But plaintiff should not be denied the opportunity to show a loss of the Nyafat market as we have thus defined it. Plaintiff may be protected if it can be determined what sales of Kea represent loss to outside products, what sales represent loss to Nyafat. Expert appraisal of market conditions would, it seems to us, answer this.[4] If loss were established, the measure of damages would be the amount of royalties on the *151 displaced jars of Nyafat. On this record, the evidence is too fragmentary to be conclusive. Since an injunction was sought, the action was brought too soon to reflect the nature of the competition among the various cooking oils. If the plaintiff has further evidence of the inroads of Kea, it should be entitled to present it, either hereinafter in this case or in a later action.

Judgment affirmed, with costs to defendant and with leave to plaintiff either to move to reopen the action, or to bring a subsequent action, for relief not inconsistent with this opinion.


[1] For more detailed statement of the contract, see pages 688, 689, of 36 F.Supp.

[2] Cf. Chafee, loc. cit.: "My first suggestion is, that we should firmly resolve never to speak of the intention of a testator or other writer on a given point except after we have carefully convinced ourselves that that point was actually in his mind when he wrote the words in question. For example, we will never say `He intended this result' when we merely think that if he had foreseen the present contingency (which he didn't) then he would have intended this result. That consideration may be helpful, but it is not his intention."

[3] It is only fair to state that plaintiff produced two housewives who said they had discontinued the use of Nyafat because Kea was cheaper. These witnesses did not say, however, that they would not have switched to Spry or Crisco.

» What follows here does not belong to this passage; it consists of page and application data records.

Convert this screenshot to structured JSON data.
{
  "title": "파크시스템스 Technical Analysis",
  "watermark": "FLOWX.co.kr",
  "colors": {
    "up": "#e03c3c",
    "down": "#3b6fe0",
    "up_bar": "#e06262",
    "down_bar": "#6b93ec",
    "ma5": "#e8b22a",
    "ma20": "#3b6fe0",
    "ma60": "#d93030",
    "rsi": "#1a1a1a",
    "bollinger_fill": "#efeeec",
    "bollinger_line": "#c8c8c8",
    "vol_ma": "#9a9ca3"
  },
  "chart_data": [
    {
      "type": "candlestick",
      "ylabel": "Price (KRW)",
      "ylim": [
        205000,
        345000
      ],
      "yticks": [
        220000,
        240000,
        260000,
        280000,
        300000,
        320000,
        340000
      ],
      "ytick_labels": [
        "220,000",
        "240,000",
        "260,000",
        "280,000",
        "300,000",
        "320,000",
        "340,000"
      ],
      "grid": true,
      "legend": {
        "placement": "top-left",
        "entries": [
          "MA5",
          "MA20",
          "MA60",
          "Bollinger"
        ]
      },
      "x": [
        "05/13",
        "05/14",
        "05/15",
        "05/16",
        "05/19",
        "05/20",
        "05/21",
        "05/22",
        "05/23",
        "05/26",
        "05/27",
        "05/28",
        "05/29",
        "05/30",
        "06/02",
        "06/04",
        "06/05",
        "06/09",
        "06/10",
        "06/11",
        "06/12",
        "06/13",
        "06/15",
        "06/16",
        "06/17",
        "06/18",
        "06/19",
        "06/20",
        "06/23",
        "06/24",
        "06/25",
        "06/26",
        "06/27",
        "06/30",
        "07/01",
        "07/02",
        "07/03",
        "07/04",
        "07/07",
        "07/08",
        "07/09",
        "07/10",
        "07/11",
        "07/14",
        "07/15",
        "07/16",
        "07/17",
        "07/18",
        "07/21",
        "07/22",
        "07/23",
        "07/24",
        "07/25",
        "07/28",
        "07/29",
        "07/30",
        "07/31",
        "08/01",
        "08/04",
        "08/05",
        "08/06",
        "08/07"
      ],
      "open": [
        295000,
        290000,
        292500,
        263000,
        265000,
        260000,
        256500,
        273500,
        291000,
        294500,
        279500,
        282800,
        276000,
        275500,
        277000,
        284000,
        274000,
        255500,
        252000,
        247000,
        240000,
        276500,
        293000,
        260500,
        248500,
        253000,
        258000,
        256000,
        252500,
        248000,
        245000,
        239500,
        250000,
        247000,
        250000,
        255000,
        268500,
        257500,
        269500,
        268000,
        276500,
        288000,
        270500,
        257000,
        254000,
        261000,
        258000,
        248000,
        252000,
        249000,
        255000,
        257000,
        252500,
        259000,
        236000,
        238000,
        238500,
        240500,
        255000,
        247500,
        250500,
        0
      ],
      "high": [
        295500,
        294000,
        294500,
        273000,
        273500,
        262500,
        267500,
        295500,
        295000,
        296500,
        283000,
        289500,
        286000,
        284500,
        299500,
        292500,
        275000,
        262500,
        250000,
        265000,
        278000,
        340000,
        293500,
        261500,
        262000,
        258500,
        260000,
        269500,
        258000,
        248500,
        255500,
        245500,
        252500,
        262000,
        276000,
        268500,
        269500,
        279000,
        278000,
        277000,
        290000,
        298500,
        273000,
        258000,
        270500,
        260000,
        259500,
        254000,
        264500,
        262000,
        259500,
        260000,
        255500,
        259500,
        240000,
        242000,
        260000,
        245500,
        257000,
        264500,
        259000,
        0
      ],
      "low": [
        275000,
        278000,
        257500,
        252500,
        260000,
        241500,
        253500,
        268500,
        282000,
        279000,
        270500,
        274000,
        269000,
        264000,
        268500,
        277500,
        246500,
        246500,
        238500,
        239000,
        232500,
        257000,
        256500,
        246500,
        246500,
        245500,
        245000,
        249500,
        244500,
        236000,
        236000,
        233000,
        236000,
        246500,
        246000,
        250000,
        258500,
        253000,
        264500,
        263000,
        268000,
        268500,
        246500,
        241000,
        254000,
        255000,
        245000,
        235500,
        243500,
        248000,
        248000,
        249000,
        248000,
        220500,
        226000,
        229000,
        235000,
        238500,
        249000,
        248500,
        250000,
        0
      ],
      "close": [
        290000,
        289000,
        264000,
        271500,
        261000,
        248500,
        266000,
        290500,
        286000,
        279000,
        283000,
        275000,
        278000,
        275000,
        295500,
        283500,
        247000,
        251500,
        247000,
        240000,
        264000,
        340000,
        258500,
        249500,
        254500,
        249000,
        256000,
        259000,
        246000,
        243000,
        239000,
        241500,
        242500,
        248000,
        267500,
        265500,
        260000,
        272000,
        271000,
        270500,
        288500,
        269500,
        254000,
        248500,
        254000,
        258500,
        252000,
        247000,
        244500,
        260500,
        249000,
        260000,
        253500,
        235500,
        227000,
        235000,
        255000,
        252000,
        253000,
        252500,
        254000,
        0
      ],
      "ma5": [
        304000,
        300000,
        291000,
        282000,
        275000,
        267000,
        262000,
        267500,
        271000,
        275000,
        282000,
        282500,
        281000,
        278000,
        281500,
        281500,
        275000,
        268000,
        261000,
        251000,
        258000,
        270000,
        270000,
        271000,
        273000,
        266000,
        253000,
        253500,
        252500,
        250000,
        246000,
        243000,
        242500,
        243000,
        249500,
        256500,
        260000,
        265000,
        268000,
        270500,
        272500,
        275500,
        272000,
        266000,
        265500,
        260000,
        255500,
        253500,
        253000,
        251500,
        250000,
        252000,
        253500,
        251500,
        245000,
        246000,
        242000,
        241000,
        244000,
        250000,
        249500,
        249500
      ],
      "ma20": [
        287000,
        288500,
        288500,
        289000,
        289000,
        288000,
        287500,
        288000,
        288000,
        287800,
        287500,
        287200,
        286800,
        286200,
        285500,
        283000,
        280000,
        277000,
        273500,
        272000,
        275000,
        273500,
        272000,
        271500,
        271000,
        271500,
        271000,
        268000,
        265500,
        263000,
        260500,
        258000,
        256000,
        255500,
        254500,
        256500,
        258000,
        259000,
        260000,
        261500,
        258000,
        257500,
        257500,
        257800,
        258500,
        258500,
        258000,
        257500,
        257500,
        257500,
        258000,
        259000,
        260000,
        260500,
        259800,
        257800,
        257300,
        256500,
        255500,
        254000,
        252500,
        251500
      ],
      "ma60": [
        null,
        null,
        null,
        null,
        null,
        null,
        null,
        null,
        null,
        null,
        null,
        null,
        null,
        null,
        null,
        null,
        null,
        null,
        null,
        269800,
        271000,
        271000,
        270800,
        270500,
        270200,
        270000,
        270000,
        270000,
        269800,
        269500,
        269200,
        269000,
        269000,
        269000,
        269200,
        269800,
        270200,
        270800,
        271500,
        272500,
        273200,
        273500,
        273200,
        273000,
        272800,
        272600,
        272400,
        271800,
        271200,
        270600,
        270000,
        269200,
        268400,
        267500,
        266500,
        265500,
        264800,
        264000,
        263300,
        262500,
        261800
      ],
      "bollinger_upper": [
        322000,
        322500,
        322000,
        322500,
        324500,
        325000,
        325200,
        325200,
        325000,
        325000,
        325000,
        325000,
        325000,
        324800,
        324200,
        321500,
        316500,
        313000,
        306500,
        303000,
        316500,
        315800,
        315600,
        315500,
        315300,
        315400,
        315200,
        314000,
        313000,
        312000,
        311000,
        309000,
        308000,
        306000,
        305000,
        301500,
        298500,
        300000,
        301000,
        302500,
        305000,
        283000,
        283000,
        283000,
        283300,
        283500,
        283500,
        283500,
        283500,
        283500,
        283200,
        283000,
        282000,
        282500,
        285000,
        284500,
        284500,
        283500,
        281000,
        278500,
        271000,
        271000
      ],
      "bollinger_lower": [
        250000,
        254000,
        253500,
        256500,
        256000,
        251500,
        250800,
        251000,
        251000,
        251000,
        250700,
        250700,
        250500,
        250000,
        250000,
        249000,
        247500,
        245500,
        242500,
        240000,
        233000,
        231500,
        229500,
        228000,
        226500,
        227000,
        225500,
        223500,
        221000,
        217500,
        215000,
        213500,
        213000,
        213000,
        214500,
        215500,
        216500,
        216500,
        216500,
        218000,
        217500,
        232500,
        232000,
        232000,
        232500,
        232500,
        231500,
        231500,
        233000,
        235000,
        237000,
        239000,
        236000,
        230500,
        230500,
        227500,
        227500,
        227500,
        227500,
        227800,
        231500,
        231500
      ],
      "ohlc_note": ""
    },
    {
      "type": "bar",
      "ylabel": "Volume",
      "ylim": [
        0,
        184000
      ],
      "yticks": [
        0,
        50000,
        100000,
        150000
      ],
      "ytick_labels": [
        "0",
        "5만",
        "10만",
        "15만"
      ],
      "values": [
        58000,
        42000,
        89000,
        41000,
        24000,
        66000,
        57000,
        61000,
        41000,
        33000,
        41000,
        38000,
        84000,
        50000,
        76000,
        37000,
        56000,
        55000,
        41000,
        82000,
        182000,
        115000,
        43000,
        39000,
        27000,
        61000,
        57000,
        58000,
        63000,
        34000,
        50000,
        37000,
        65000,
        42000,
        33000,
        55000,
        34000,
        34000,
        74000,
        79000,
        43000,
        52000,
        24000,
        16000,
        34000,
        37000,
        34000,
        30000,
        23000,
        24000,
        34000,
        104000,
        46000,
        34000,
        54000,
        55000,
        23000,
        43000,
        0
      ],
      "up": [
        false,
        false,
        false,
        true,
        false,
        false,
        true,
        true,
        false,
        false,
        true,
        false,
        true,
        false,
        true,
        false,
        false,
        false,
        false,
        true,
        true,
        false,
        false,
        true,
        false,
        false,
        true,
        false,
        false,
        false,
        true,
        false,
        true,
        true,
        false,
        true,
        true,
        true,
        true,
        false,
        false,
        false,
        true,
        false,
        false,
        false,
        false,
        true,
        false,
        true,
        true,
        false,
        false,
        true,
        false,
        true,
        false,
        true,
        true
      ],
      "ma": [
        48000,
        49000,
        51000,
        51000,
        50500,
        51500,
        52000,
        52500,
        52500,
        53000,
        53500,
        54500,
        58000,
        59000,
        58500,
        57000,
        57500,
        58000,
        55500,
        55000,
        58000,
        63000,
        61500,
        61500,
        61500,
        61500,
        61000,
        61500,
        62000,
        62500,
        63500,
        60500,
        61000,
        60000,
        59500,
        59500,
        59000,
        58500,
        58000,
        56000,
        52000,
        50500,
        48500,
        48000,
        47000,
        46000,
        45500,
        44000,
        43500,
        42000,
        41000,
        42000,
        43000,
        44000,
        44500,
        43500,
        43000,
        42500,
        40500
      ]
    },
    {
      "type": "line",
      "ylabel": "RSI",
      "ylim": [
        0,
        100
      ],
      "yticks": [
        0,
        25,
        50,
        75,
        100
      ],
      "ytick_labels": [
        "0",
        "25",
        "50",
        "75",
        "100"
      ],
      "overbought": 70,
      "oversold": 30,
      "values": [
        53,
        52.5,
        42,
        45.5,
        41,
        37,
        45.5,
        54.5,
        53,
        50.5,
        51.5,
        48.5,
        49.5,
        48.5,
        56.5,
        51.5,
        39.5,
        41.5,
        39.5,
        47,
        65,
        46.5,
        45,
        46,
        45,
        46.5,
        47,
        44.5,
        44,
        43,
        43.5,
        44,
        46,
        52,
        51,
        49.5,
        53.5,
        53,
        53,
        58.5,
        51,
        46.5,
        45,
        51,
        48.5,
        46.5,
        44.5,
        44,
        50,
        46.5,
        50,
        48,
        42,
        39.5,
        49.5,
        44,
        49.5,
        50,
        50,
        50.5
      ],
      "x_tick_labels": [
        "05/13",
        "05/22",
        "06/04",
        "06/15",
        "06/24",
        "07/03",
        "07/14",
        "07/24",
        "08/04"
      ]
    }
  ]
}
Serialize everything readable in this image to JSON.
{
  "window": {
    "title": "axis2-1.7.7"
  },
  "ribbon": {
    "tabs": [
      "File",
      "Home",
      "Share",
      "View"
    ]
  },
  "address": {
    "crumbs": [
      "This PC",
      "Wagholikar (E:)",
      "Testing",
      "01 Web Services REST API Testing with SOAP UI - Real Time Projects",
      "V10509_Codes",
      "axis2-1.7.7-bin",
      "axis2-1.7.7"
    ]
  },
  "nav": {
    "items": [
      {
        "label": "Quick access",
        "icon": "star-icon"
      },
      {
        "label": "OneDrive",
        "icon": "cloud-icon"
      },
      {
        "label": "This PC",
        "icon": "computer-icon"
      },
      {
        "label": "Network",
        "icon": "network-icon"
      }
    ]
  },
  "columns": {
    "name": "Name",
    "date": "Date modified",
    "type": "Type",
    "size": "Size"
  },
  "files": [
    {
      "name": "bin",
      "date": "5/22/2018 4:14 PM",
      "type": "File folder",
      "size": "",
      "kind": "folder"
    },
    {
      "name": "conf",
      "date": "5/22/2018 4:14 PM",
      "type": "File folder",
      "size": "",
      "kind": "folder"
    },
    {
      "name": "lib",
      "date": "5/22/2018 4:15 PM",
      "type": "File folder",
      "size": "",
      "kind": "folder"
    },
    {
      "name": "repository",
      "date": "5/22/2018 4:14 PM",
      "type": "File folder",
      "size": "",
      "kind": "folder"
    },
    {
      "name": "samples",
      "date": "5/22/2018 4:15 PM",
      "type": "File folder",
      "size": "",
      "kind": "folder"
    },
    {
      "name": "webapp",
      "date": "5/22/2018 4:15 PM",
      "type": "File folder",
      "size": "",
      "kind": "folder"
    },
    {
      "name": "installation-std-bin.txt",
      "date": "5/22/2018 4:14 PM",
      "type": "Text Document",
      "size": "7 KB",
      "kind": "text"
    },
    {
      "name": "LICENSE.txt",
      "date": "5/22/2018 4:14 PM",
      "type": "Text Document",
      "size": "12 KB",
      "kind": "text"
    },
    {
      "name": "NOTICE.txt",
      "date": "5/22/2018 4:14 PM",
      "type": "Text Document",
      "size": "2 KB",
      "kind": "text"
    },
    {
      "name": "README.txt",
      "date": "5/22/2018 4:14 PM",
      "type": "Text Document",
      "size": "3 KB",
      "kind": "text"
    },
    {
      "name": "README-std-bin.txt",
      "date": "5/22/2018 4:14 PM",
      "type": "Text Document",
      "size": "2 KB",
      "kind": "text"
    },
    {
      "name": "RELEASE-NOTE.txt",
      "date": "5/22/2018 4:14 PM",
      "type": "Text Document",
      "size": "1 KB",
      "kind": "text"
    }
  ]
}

[4] Assume, for example, that sales of Nyafat dropped steadily from 1933 to 1936, then from 1936 to 1939 Nyafat held its own. And assume Kea was introduced in 1939. If from 1939 on, Nyafat still held its own, Kea was not injuring Nyafat. On the other hand, if Nyafat again declined while Kea went up, Kea would be invading Nyafat's own irreducible minimum market. To be sure, this is an oversimplified example, and many extraneous factors affecting marketing would have to be eliminated. This would be the task of expert witnesses.